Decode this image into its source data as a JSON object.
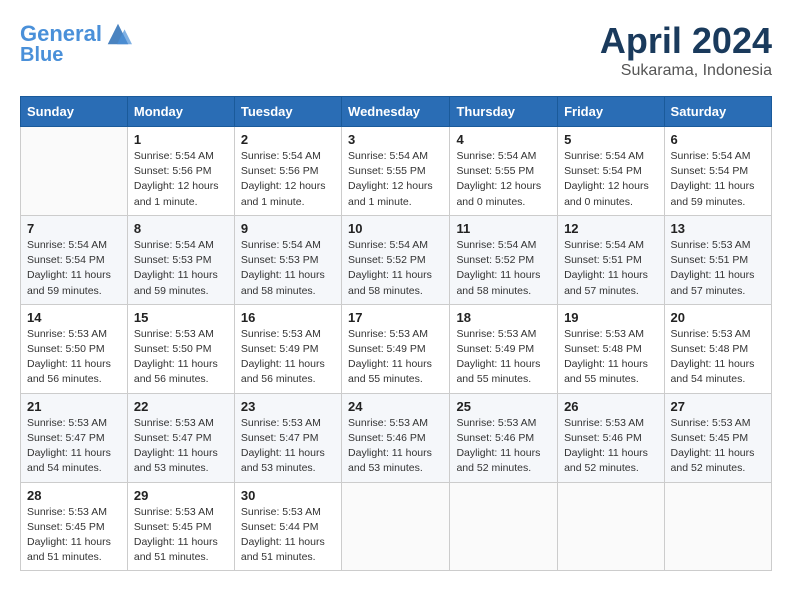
{
  "header": {
    "logo_line1": "General",
    "logo_line2": "Blue",
    "month": "April 2024",
    "location": "Sukarama, Indonesia"
  },
  "weekdays": [
    "Sunday",
    "Monday",
    "Tuesday",
    "Wednesday",
    "Thursday",
    "Friday",
    "Saturday"
  ],
  "weeks": [
    [
      {
        "day": "",
        "info": ""
      },
      {
        "day": "1",
        "info": "Sunrise: 5:54 AM\nSunset: 5:56 PM\nDaylight: 12 hours\nand 1 minute."
      },
      {
        "day": "2",
        "info": "Sunrise: 5:54 AM\nSunset: 5:56 PM\nDaylight: 12 hours\nand 1 minute."
      },
      {
        "day": "3",
        "info": "Sunrise: 5:54 AM\nSunset: 5:55 PM\nDaylight: 12 hours\nand 1 minute."
      },
      {
        "day": "4",
        "info": "Sunrise: 5:54 AM\nSunset: 5:55 PM\nDaylight: 12 hours\nand 0 minutes."
      },
      {
        "day": "5",
        "info": "Sunrise: 5:54 AM\nSunset: 5:54 PM\nDaylight: 12 hours\nand 0 minutes."
      },
      {
        "day": "6",
        "info": "Sunrise: 5:54 AM\nSunset: 5:54 PM\nDaylight: 11 hours\nand 59 minutes."
      }
    ],
    [
      {
        "day": "7",
        "info": "Sunrise: 5:54 AM\nSunset: 5:54 PM\nDaylight: 11 hours\nand 59 minutes."
      },
      {
        "day": "8",
        "info": "Sunrise: 5:54 AM\nSunset: 5:53 PM\nDaylight: 11 hours\nand 59 minutes."
      },
      {
        "day": "9",
        "info": "Sunrise: 5:54 AM\nSunset: 5:53 PM\nDaylight: 11 hours\nand 58 minutes."
      },
      {
        "day": "10",
        "info": "Sunrise: 5:54 AM\nSunset: 5:52 PM\nDaylight: 11 hours\nand 58 minutes."
      },
      {
        "day": "11",
        "info": "Sunrise: 5:54 AM\nSunset: 5:52 PM\nDaylight: 11 hours\nand 58 minutes."
      },
      {
        "day": "12",
        "info": "Sunrise: 5:54 AM\nSunset: 5:51 PM\nDaylight: 11 hours\nand 57 minutes."
      },
      {
        "day": "13",
        "info": "Sunrise: 5:53 AM\nSunset: 5:51 PM\nDaylight: 11 hours\nand 57 minutes."
      }
    ],
    [
      {
        "day": "14",
        "info": "Sunrise: 5:53 AM\nSunset: 5:50 PM\nDaylight: 11 hours\nand 56 minutes."
      },
      {
        "day": "15",
        "info": "Sunrise: 5:53 AM\nSunset: 5:50 PM\nDaylight: 11 hours\nand 56 minutes."
      },
      {
        "day": "16",
        "info": "Sunrise: 5:53 AM\nSunset: 5:49 PM\nDaylight: 11 hours\nand 56 minutes."
      },
      {
        "day": "17",
        "info": "Sunrise: 5:53 AM\nSunset: 5:49 PM\nDaylight: 11 hours\nand 55 minutes."
      },
      {
        "day": "18",
        "info": "Sunrise: 5:53 AM\nSunset: 5:49 PM\nDaylight: 11 hours\nand 55 minutes."
      },
      {
        "day": "19",
        "info": "Sunrise: 5:53 AM\nSunset: 5:48 PM\nDaylight: 11 hours\nand 55 minutes."
      },
      {
        "day": "20",
        "info": "Sunrise: 5:53 AM\nSunset: 5:48 PM\nDaylight: 11 hours\nand 54 minutes."
      }
    ],
    [
      {
        "day": "21",
        "info": "Sunrise: 5:53 AM\nSunset: 5:47 PM\nDaylight: 11 hours\nand 54 minutes."
      },
      {
        "day": "22",
        "info": "Sunrise: 5:53 AM\nSunset: 5:47 PM\nDaylight: 11 hours\nand 53 minutes."
      },
      {
        "day": "23",
        "info": "Sunrise: 5:53 AM\nSunset: 5:47 PM\nDaylight: 11 hours\nand 53 minutes."
      },
      {
        "day": "24",
        "info": "Sunrise: 5:53 AM\nSunset: 5:46 PM\nDaylight: 11 hours\nand 53 minutes."
      },
      {
        "day": "25",
        "info": "Sunrise: 5:53 AM\nSunset: 5:46 PM\nDaylight: 11 hours\nand 52 minutes."
      },
      {
        "day": "26",
        "info": "Sunrise: 5:53 AM\nSunset: 5:46 PM\nDaylight: 11 hours\nand 52 minutes."
      },
      {
        "day": "27",
        "info": "Sunrise: 5:53 AM\nSunset: 5:45 PM\nDaylight: 11 hours\nand 52 minutes."
      }
    ],
    [
      {
        "day": "28",
        "info": "Sunrise: 5:53 AM\nSunset: 5:45 PM\nDaylight: 11 hours\nand 51 minutes."
      },
      {
        "day": "29",
        "info": "Sunrise: 5:53 AM\nSunset: 5:45 PM\nDaylight: 11 hours\nand 51 minutes."
      },
      {
        "day": "30",
        "info": "Sunrise: 5:53 AM\nSunset: 5:44 PM\nDaylight: 11 hours\nand 51 minutes."
      },
      {
        "day": "",
        "info": ""
      },
      {
        "day": "",
        "info": ""
      },
      {
        "day": "",
        "info": ""
      },
      {
        "day": "",
        "info": ""
      }
    ]
  ]
}
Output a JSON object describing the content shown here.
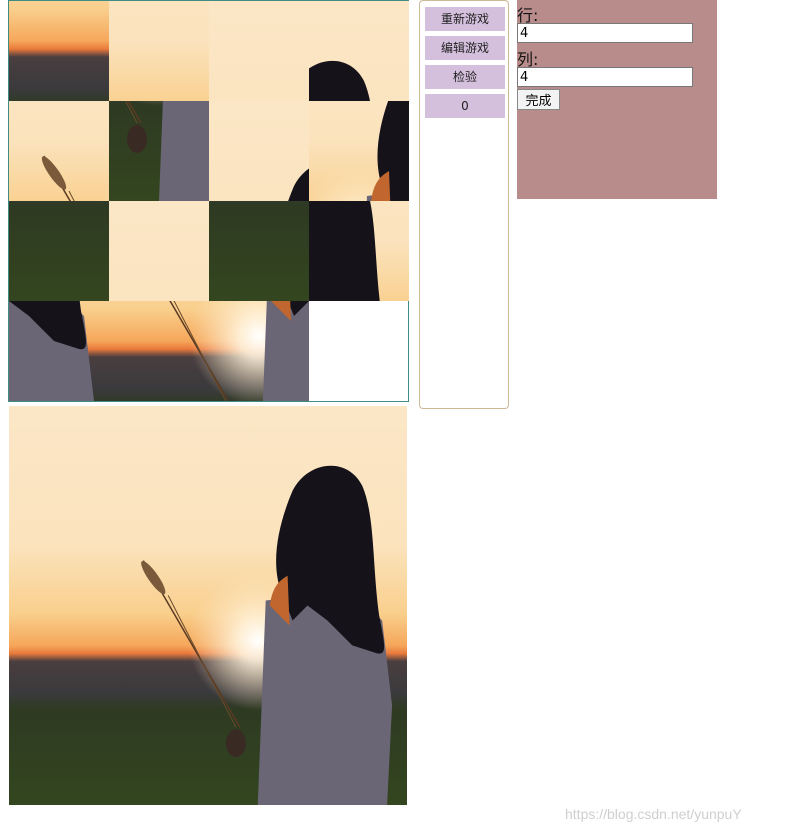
{
  "puzzle": {
    "rows": 4,
    "cols": 4,
    "tile_order": [
      8,
      4,
      0,
      3,
      5,
      14,
      2,
      6,
      12,
      1,
      13,
      7,
      11,
      9,
      10,
      15
    ],
    "empty_tile": 15,
    "border_color": "#3f8c84"
  },
  "controls": {
    "restart_label": "重新游戏",
    "edit_label": "编辑游戏",
    "check_label": "检验",
    "move_count": "0",
    "button_color": "#d4bfdc"
  },
  "settings": {
    "rows_label": "行:",
    "rows_value": "4",
    "cols_label": "列:",
    "cols_value": "4",
    "done_label": "完成",
    "panel_color": "#b98c8c"
  },
  "watermark": "https://blog.csdn.net/yunpuY"
}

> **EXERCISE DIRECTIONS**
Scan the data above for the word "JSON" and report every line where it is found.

> **SOLUTION TO THE EXERCISE**
Decode this image into its source data as a JSON object.
Output a JSON object describing the content shown here.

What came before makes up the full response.